In collaboration with the International State Crime Initiative (ISCI) at QMUL we organised two workshops for graduate students and researchers exploring the challenges of Citizen Journalism. The workshops, which were held at QMUL on 22 February and Cambridge on 7 March explored case studies from Burma, Egypt and Syria with researchers and human rights activists.
Through the sourcing of online information and hands-on engagement with data relating to the case studies, workshop participants were able to better understand “crowd-powered” evidence gathering practices as well as some of the challenges confronting citizen journalists. Participants investigated how search-engine driven online research obscured as well as revealed information, and discussed the relationship between repressive regimes’ efforts to police mainstream or traditional journalism interacts with citizen journalism. We explored the challenges of triangulating sources from eyewitnesses with online information, and the difficulties that human rights activists face in countries such as Burma where relatively low levels of internet use and lack of access by the media to communities threatened by state violence.
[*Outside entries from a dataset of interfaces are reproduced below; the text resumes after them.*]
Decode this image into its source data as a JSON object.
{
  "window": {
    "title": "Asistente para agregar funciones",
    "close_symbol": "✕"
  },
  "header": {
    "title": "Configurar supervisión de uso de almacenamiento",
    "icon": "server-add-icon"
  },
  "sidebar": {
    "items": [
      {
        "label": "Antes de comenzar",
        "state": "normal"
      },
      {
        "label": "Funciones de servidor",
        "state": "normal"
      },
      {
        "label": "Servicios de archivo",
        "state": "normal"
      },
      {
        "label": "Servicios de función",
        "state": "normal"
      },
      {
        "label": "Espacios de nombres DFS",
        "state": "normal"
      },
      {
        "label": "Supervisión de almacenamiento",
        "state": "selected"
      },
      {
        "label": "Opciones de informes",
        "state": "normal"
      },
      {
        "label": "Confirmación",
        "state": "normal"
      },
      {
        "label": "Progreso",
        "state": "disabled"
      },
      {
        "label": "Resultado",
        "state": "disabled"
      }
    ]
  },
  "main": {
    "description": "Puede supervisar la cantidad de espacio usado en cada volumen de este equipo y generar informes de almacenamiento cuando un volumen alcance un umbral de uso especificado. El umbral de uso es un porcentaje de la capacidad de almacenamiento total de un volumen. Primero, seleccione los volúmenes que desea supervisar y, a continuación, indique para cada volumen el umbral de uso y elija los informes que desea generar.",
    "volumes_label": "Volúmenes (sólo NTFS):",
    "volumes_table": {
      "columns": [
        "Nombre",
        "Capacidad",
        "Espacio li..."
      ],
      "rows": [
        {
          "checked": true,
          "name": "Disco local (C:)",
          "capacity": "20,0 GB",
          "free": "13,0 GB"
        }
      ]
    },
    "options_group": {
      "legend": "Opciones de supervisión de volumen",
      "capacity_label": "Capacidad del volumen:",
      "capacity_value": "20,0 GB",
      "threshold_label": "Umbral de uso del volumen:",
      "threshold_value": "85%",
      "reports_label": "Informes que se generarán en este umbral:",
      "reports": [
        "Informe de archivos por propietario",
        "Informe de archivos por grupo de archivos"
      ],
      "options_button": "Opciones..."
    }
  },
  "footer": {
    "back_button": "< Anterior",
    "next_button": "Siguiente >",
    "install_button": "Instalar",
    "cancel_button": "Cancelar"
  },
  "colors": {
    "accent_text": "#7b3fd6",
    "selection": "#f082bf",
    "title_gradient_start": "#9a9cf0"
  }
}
We found a different set of problems in relation to the tasks for the practical element of our Egypt case study: arising out of the difficulties of verifying data on human rights violations in a context where a large volume of misinformation, rather than lack of information is one of the principal challenges. Participants worked in groups and individually to source online material for an infographic on violations of academic freedoms in Egypt and discussed their findings with the case study presenters.